As every child is unique and learns in a different way, it may be difficult for parents and teachers to tell if a child has a learning difference, like dyslexia, or if they just need to be taught in an individualized way. Parents and teachers in elementary schools must recognize the important signs of dyslexia so that students don’t fall behind in essential milestones like reading and writing. Read below to learn about some of the common signs of dyslexia in elementary school students and what to do if your child exhibits these signs.
The Dyslexia ResourceImportant Signs of Dyslexia in Elementary School Students
As the parent of a child with a learning difference, there is always something new to learn, whether it is a recent law ensuring your child’s rights in the classroom or a new successful teaching approach. Dyslexia is no different, as this learning difference seems to come with a dictionary’s worth of words and phrases that may seem confusing to parents. The Dyslexia Resource is here to translate. Read below to learn about some of the most essential terms parents and teachers should know about dyslexia.
The Dyslexia ResourceDyslexia Definitions: Explaining 10 Important Terms Parents Should Know
It can be difficult to identify signs of dyslexia in children, especially before they spend significant hours of their day in a controlled educational environment, such as a classroom. However, parents and teachers should stay aware of certain red flags to help identify a potential learning challenge like dyslexia. Although a dyslexia diagnosis must be made by an educational psychologist or another medical professional, The Dyslexia Resource has compiled a list of some of our red flags and potential signs of dyslexia. Read below to learn more about phonemic awareness, essential reading skills, and signs of dyslexia in children.
The Dyslexia ResourceSigns of Dyslexia: Phonemic Awareness and Reading Skills Red Flags
Although nearly 20% of the United States population has dyslexia, this learning disability is still surprisingly misunderstood. Dyslexia is not a disease that needs to be cured, however, research-based tools like the Orton-Gillingham Approach are designed to expand dyslexic student’s abilities. Read below to discover five things you may not know about dyslexia and expand your understanding of this unique learning challenge.

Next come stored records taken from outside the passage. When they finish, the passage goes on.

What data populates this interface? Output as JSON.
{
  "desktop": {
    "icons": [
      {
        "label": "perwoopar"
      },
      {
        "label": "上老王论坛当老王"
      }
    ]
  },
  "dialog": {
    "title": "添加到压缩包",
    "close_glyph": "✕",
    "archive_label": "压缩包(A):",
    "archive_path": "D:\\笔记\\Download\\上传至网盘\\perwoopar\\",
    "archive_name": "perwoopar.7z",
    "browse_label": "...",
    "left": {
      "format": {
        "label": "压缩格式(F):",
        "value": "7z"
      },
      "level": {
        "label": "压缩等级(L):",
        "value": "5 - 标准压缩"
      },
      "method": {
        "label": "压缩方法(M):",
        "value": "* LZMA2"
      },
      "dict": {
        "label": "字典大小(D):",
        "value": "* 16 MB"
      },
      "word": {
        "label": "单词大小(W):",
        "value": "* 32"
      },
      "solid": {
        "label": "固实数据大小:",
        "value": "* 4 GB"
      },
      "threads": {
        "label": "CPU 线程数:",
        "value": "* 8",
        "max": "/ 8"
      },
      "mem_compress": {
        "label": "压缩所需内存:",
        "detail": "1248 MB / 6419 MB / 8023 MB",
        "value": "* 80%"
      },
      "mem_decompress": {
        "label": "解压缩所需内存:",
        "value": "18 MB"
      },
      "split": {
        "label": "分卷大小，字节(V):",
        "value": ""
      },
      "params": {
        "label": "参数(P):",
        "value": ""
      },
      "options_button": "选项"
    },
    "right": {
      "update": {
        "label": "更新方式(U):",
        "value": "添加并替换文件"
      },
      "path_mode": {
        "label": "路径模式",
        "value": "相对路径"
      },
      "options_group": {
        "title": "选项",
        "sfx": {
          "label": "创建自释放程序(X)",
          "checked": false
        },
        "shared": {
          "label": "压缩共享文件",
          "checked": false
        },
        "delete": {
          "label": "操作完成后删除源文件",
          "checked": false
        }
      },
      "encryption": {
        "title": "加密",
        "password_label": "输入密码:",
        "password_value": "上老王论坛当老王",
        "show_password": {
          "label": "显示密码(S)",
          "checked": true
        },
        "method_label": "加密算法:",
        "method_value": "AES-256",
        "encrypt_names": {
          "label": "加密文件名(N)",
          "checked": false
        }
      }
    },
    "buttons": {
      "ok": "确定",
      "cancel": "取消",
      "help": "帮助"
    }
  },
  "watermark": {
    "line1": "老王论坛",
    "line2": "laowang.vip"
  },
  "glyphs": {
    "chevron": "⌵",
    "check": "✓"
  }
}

The Dyslexia ResourceUnderstanding Dyslexia: 5 Things You May Not Know